* _Supplied records_:
* * *
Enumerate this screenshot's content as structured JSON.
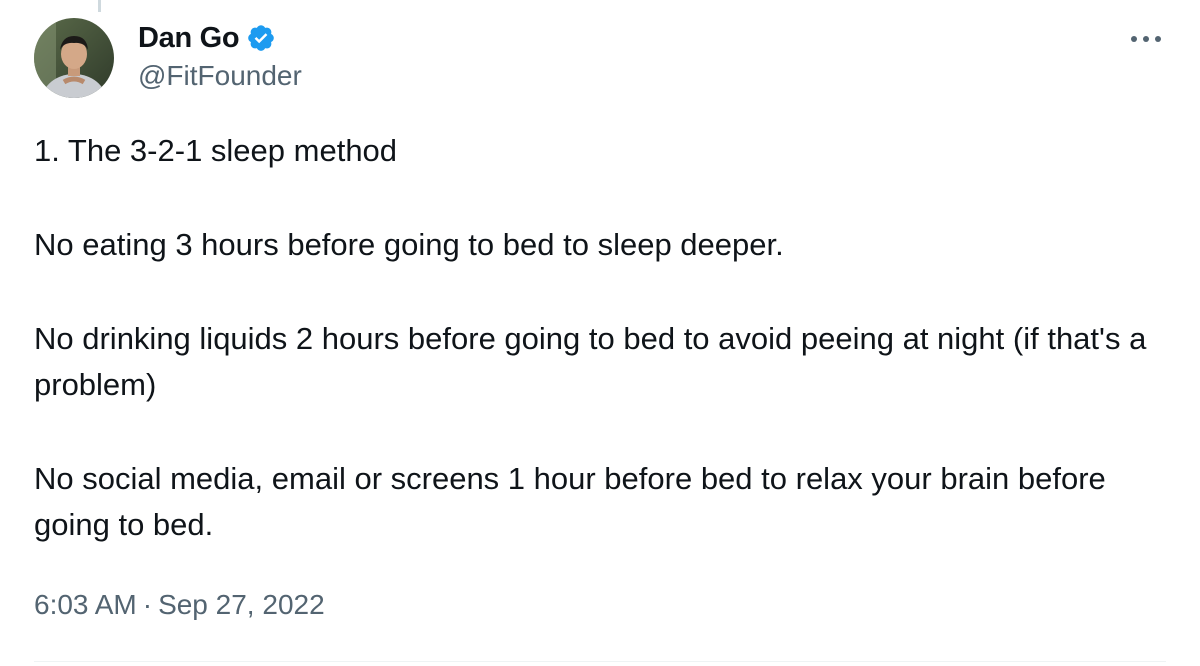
{
  "author": {
    "display_name": "Dan Go",
    "handle": "@FitFounder",
    "verified": true
  },
  "tweet": {
    "lines": [
      "1. The 3-2-1 sleep method",
      "No eating 3 hours before going to bed to sleep deeper.",
      "No drinking liquids 2 hours before going to bed to avoid peeing at night (if that's a problem)",
      "No social media, email or screens 1 hour before bed to relax your brain before going to bed."
    ],
    "time": "6:03 AM",
    "separator": "·",
    "date": "Sep 27, 2022"
  },
  "icons": {
    "verified": "verified-badge-icon",
    "more": "more-options-icon"
  },
  "colors": {
    "verified_blue": "#1d9bf0",
    "text": "#0f1419",
    "secondary": "#536471"
  }
}
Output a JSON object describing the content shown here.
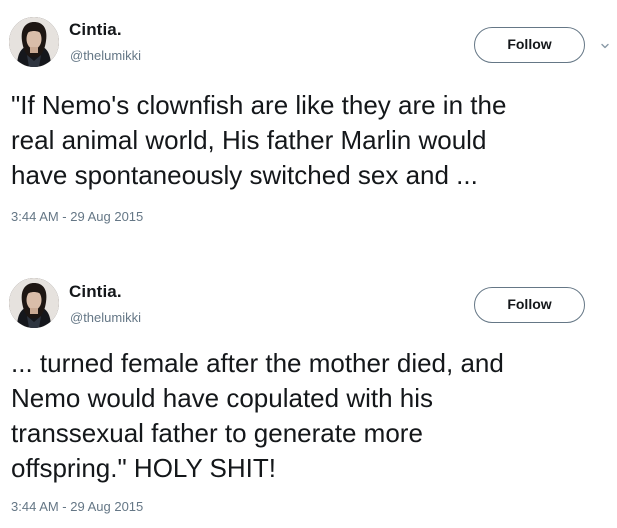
{
  "tweets": [
    {
      "display_name": "Cintia.",
      "handle": "@thelumikki",
      "follow_label": "Follow",
      "text_lines": [
        "\"If Nemo's clownfish are like they are in the",
        "real animal world, His father Marlin would",
        "have spontaneously switched sex and ..."
      ],
      "timestamp": "3:44 AM - 29 Aug 2015",
      "has_menu_caret": true
    },
    {
      "display_name": "Cintia.",
      "handle": "@thelumikki",
      "follow_label": "Follow",
      "text_lines": [
        "... turned female after the mother died, and",
        "Nemo would have copulated with his",
        "transsexual father to generate more",
        "offspring.\" HOLY SHIT!"
      ],
      "timestamp": "3:44 AM - 29 Aug 2015",
      "has_menu_caret": false
    }
  ],
  "colors": {
    "primary_text": "#14171a",
    "secondary_text": "#657786",
    "button_border": "#657786",
    "background": "#ffffff"
  },
  "icons": {
    "menu": "chevron-down-icon",
    "avatar": "profile-photo"
  }
}
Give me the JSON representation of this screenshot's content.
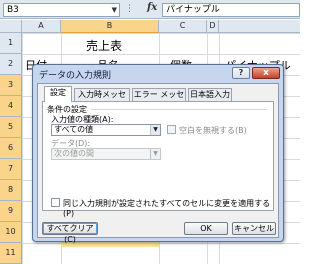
{
  "formula_bar": {
    "name_box": "B3",
    "dots": "⋮",
    "fx_label": "fx",
    "content": "パイナップル"
  },
  "sheet": {
    "columns": [
      "A",
      "B",
      "C",
      "D"
    ],
    "rows": [
      "1",
      "2",
      "3",
      "4",
      "5",
      "6",
      "7",
      "8",
      "9",
      "10",
      "11",
      "12"
    ],
    "cells": {
      "b1": "売上表",
      "a2": "日付",
      "b2": "品名",
      "c2": "個数",
      "d2": "パイナップル"
    },
    "colors": {
      "selection": "#fbe39a",
      "header_selected": "#f9d48a"
    }
  },
  "dialog": {
    "title": "データの入力規則",
    "help_label": "?",
    "close_label": "x",
    "tabs": [
      "設定",
      "入力時メッセージ",
      "エラー メッセージ",
      "日本語入力"
    ],
    "group_label": "条件の設定",
    "allow_label": "入力値の種類(A):",
    "allow_value": "すべての値",
    "ignore_blank_label": "空白を無視する(B)",
    "data_label": "データ(D):",
    "data_value": "次の値の間",
    "apply_all_label": "同じ入力規則が設定されたすべてのセルに変更を適用する(P)",
    "clear_all_button": "すべてクリア(C)",
    "ok_button": "OK",
    "cancel_button": "キャンセル",
    "colors": {
      "frame": "#c5d6ee",
      "close": "#c2432a"
    }
  }
}
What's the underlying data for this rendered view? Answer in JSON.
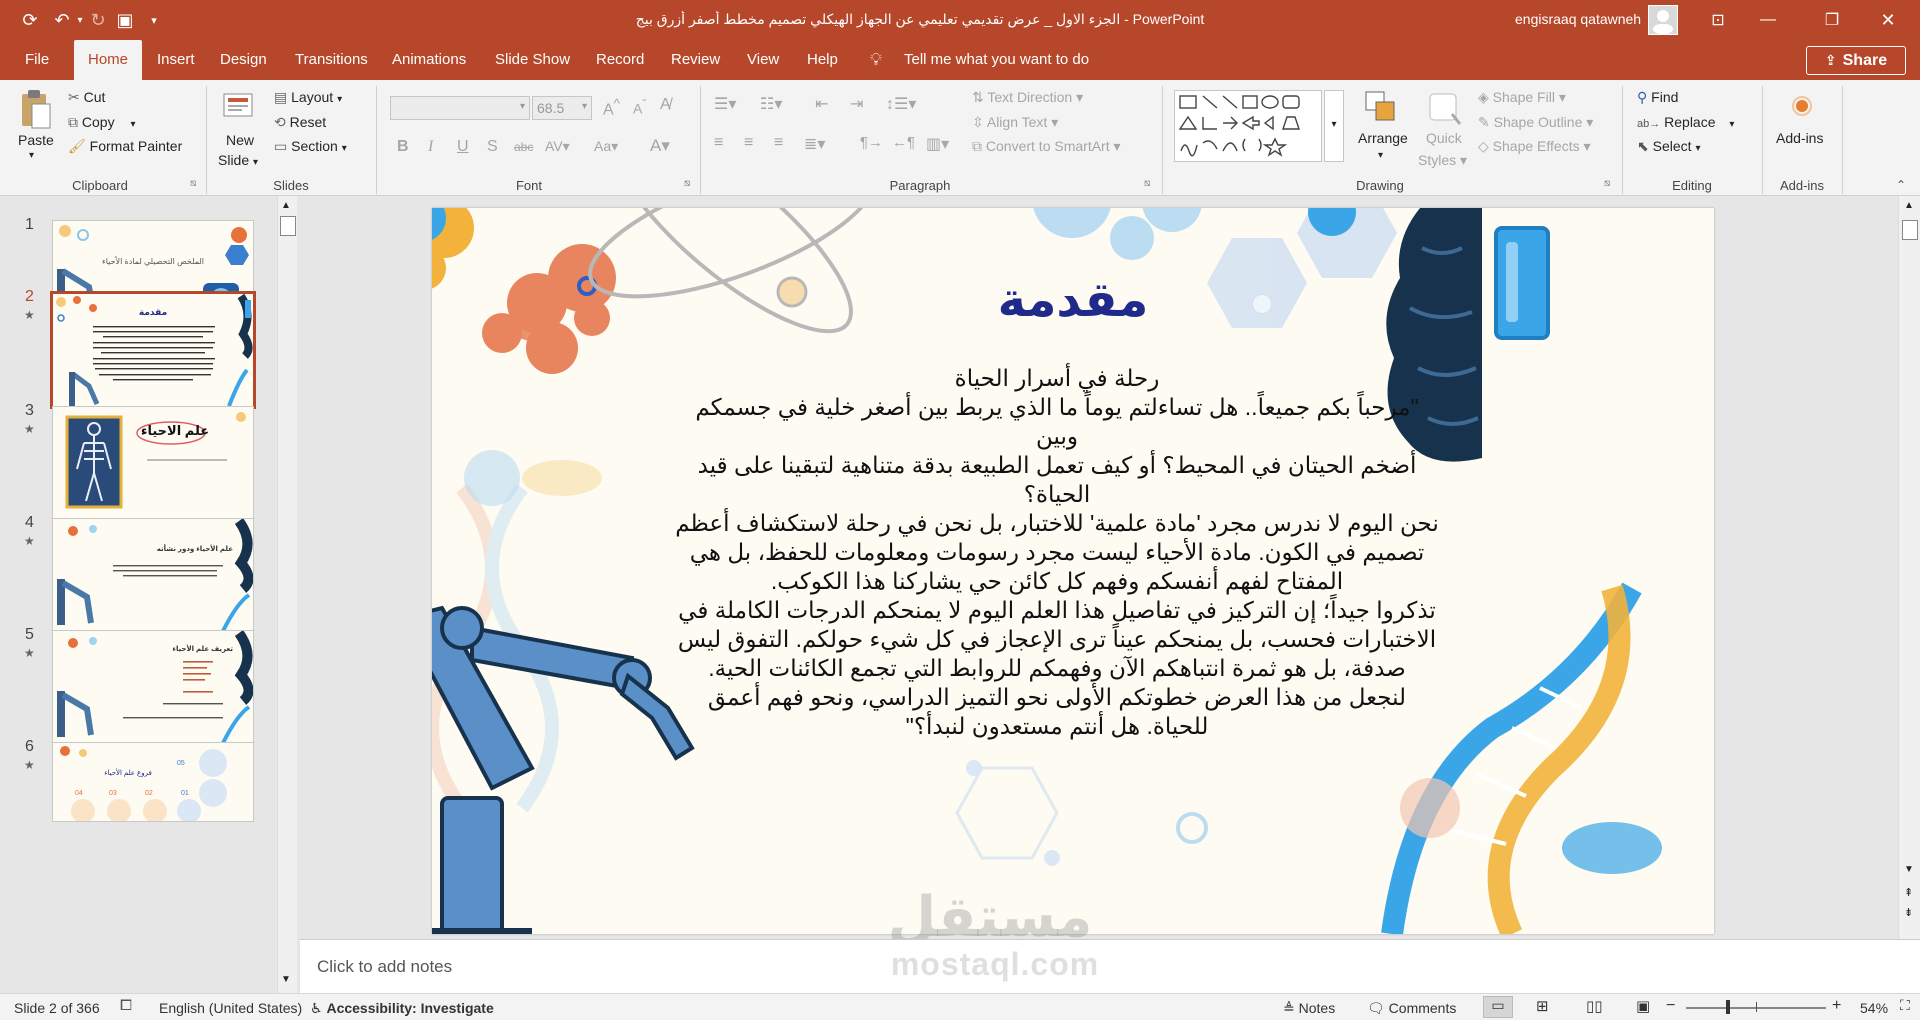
{
  "window": {
    "title": "الجزء الاول _ عرض تقديمي تعليمي عن الجهاز الهيكلي تصميم مخطط أصفر أزرق بيج - PowerPoint",
    "user": "engisraaq qatawneh"
  },
  "tabs": [
    "File",
    "Home",
    "Insert",
    "Design",
    "Transitions",
    "Animations",
    "Slide Show",
    "Record",
    "Review",
    "View",
    "Help"
  ],
  "active_tab": "Home",
  "tell_me": "Tell me what you want to do",
  "share_label": "Share",
  "ribbon": {
    "clipboard": {
      "paste": "Paste",
      "cut": "Cut",
      "copy": "Copy",
      "format_painter": "Format Painter",
      "group": "Clipboard"
    },
    "slides": {
      "new_slide_1": "New",
      "new_slide_2": "Slide",
      "layout": "Layout",
      "reset": "Reset",
      "section": "Section",
      "group": "Slides"
    },
    "font": {
      "size": "68.5",
      "group": "Font"
    },
    "paragraph": {
      "text_direction": "Text Direction",
      "align_text": "Align Text",
      "convert_smartart": "Convert to SmartArt",
      "group": "Paragraph"
    },
    "drawing": {
      "arrange": "Arrange",
      "quick_styles_1": "Quick",
      "quick_styles_2": "Styles",
      "shape_fill": "Shape Fill",
      "shape_outline": "Shape Outline",
      "shape_effects": "Shape Effects",
      "group": "Drawing"
    },
    "editing": {
      "find": "Find",
      "replace": "Replace",
      "select": "Select",
      "group": "Editing"
    },
    "addins": {
      "label": "Add-ins",
      "group": "Add-ins"
    }
  },
  "thumbnails": [
    {
      "num": "1",
      "star": "",
      "title": "الملخص التحصيلي لمادة الأحياء"
    },
    {
      "num": "2",
      "star": "★",
      "title": "مقدمة"
    },
    {
      "num": "3",
      "star": "★",
      "title": "علم الاحياء"
    },
    {
      "num": "4",
      "star": "★",
      "title": "علم الأحياء ودور نشأته"
    },
    {
      "num": "5",
      "star": "★",
      "title": "تعريف علم الأحياء"
    },
    {
      "num": "6",
      "star": "★",
      "title": "فروع علم الأحياء"
    }
  ],
  "slide": {
    "title": "مقدمة",
    "subtitle": "رحلة في أسرار الحياة",
    "lines": [
      "\"مرحباً بكم جميعاً.. هل تساءلتم يوماً ما الذي يربط بين أصغر خلية في جسمكم وبين",
      "أضخم الحيتان في المحيط؟ أو كيف تعمل الطبيعة بدقة متناهية لتبقينا على قيد",
      "الحياة؟",
      "نحن اليوم لا ندرس مجرد 'مادة علمية' للاختبار، بل نحن في رحلة لاستكشاف أعظم",
      "تصميم في الكون. مادة الأحياء ليست مجرد رسومات ومعلومات للحفظ، بل هي",
      "المفتاح لفهم أنفسكم وفهم كل كائن حي يشاركنا هذا الكوكب.",
      "تذكروا جيداً؛ إن التركيز في تفاصيل هذا العلم اليوم لا يمنحكم الدرجات الكاملة في",
      "الاختبارات فحسب، بل يمنحكم عيناً ترى الإعجاز في كل شيء حولكم. التفوق ليس",
      "صدفة، بل هو ثمرة انتباهكم الآن وفهمكم للروابط التي تجمع الكائنات الحية.",
      "لنجعل من هذا العرض خطوتكم الأولى نحو التميز الدراسي، ونحو فهم أعمق",
      "للحياة. هل أنتم مستعدون لنبدأ؟\""
    ]
  },
  "watermark": {
    "arabic": "مستقل",
    "latin": "mostaql.com"
  },
  "notes_placeholder": "Click to add notes",
  "status": {
    "slide": "Slide 2 of 366",
    "language": "English (United States)",
    "accessibility": "Accessibility: Investigate",
    "notes": "Notes",
    "comments": "Comments",
    "zoom": "54%"
  },
  "colors": {
    "accent": "#b7472a",
    "title": "#1f2a8a",
    "slide_bg": "#fdfbf2"
  }
}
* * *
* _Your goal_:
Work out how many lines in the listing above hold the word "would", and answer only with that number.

* _Output of the exercise_:
2